Amylene is obtained by distilling amylic alcohol with chloride of zinc. It is a colorless, very mobile liquid, with a boiling point of 102°, and the density of its vapor 2.45. It has a very peculiar and disagreeable smell.

Medical Properties And Physiological Action

Amylene was introduced as an anaesthetic in 1856, by the late Dr. Snow, who regarded it as possessing the following advantages: the safety of ether, absence of pungency and irritating property, readiness with which the absense of pain is obtained, with less coma than with chloroform or ether, the speedy recovery from its effects, less nauseating, and less headache and rigidity and struggling than in the case of ether or chloroform. Others, however, have not been so much impressed with this anaesthetic agent as was Dr. Snow; hence, it has not been regarded with the same favor as other agents of this class. An extreme quantity being required to produce complete insensibility to pain, its operation is considered to be dangerous.

Therapeutic Use

As an anaesthetic.

Hydrate of Amylene is a tertiary alcohol first prepared by Wurtz. It is a colorless, watery-looking fluid, with a sharp taste and smell, and is soluble in eight times its volume of alcohol. It is generally regarded as a safe and reliable narcotic and hypnotic, sleep being produced in from fifteen to forty-five minutes, and sometimes almost instantly. When large doses are given, sleep may be induced in five or eight minutes, and as a rule its actions are prompt and safe. Contraindications of the drug have not yet been observed, but in cases of severe gastric troubles and ulcerations of the pharynx, it should be given per anus. Its action may be briefly summed up as follows:

1. Hydrate of amylene is a hypnotic whose action can be confidently relied upon when sufficiently large doses are given. Experiments have shown that it is not so strong as chloral, yet stronger than paraldehyde.

2. Hydrate of amylene also acts upon persons who are accustomed to the use of hypnotics, although the dose employed in such cases must be comparatively large.

3. Sleep occurs soon after the administration of the drug, and is not preceded by any period of excitement. The sleep produced is light or heavy, according to the dose given ; yet it is always easy to awaken the patient. Upon waking, the patient is perfectly sensible and bright, but if not disturbed further will fall asleep again.

4. Sleep lasts from two to three hours if small doses have been given, or from six to eight hours under the influence of larger doses.

5. The awaking is similar to that from natural sleep. The patient feels rested and strengthened. No headache or weakness was ever observed.

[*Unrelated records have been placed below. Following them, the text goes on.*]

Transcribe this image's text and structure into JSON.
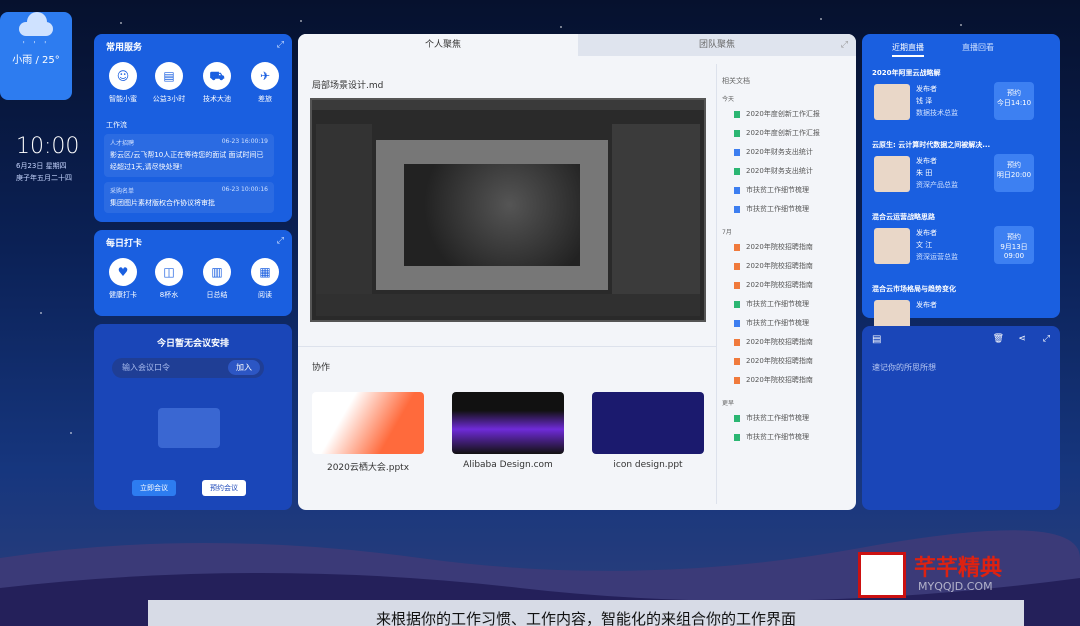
{
  "weather": {
    "text": "小雨 / 25°"
  },
  "clock": {
    "time": "10:00",
    "date": "6月23日 星期四",
    "lunar": "庚子年五月二十四"
  },
  "common": {
    "title": "常用服务",
    "items": [
      {
        "label": "智能小蜜"
      },
      {
        "label": "公益3小时"
      },
      {
        "label": "技术大池"
      },
      {
        "label": "差旅"
      }
    ],
    "flow_title": "工作流",
    "flows": [
      {
        "tag": "人才招聘",
        "time": "06-23 16:00:19",
        "text": "影云区/云飞帮10人正在等待您的面试 面试时间已经超过1天,请尽快处理!"
      },
      {
        "tag": "采购名单",
        "time": "06-23 10:00:16",
        "text": "集团图片素材版权合作协议将审批"
      }
    ]
  },
  "checkin": {
    "title": "每日打卡",
    "items": [
      {
        "label": "健康打卡"
      },
      {
        "label": "8杯水"
      },
      {
        "label": "日总结"
      },
      {
        "label": "阅读"
      }
    ]
  },
  "meeting": {
    "title": "今日暂无会议安排",
    "placeholder": "输入会议口令",
    "join": "加入",
    "start": "立即会议",
    "book": "预约会议"
  },
  "panel": {
    "tab1": "个人聚焦",
    "tab2": "团队聚焦",
    "filename": "局部场景设计.md",
    "collab": "协作",
    "thumbs": [
      {
        "caption": "2020云栖大会.pptx"
      },
      {
        "caption": "Alibaba Design.com"
      },
      {
        "caption": "icon design.ppt"
      }
    ],
    "docs_title": "相关文档",
    "groups": [
      {
        "name": "今天",
        "items": [
          "2020年度创新工作汇报",
          "2020年度创新工作汇报",
          "2020年财务支出统计",
          "2020年财务支出统计",
          "市扶贫工作细节梳理",
          "市扶贫工作细节梳理"
        ]
      },
      {
        "name": "7月",
        "items": [
          "2020年院校招聘指南",
          "2020年院校招聘指南",
          "2020年院校招聘指南",
          "市扶贫工作细节梳理",
          "市扶贫工作细节梳理",
          "2020年院校招聘指南",
          "2020年院校招聘指南",
          "2020年院校招聘指南"
        ]
      },
      {
        "name": "更早",
        "items": [
          "市扶贫工作细节梳理",
          "市扶贫工作细节梳理"
        ]
      }
    ]
  },
  "live": {
    "tab1": "近期直播",
    "tab2": "直播回看",
    "items": [
      {
        "title": "2020年阿里云战略解",
        "pub": "发布者",
        "name": "钱  泽",
        "role": "数据技术总监",
        "btn": "预约",
        "time": "今日14:10"
      },
      {
        "title": "云原生: 云计算时代数据之间被解决...",
        "pub": "发布者",
        "name": "朱  田",
        "role": "资深产品总监",
        "btn": "预约",
        "time": "明日20:00"
      },
      {
        "title": "混合云运营战略思路",
        "pub": "发布者",
        "name": "文  江",
        "role": "资深运营总监",
        "btn": "预约",
        "time": "9月13日 09:00"
      },
      {
        "title": "混合云市场格局与趋势变化",
        "pub": "发布者",
        "name": "",
        "role": "",
        "btn": "",
        "time": ""
      }
    ]
  },
  "note": {
    "placeholder": "速记你的所思所想"
  },
  "subtitle": "来根据你的工作习惯、工作内容，智能化的来组合你的工作界面",
  "watermark": {
    "main": "芊芊精典",
    "url": "MYQQJD.COM"
  }
}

6. The respiration remains unchanged.

7. The change in the pulse's frequency and in the pressure of blood is no more than that which accompanies natural sleep.

8. The patients were never observed to wake up with a bad taste in their mouths and complaining of a disagreeable smell, symptoms which nearly always follow the use of paraldehyde.

9. Whether or not a habit and tolerance for the drug may be formed remains yet to be seen. As yet, even when the dose has been used continually, an increase of dose was never found necessary.


Of hydrate of amylene, grs. xii to grs. xxxvii. It may be administered in gelatin capsules containing 15 1/2 grains each, or in the fluid form mixed with claret and water, or raspberry syrup.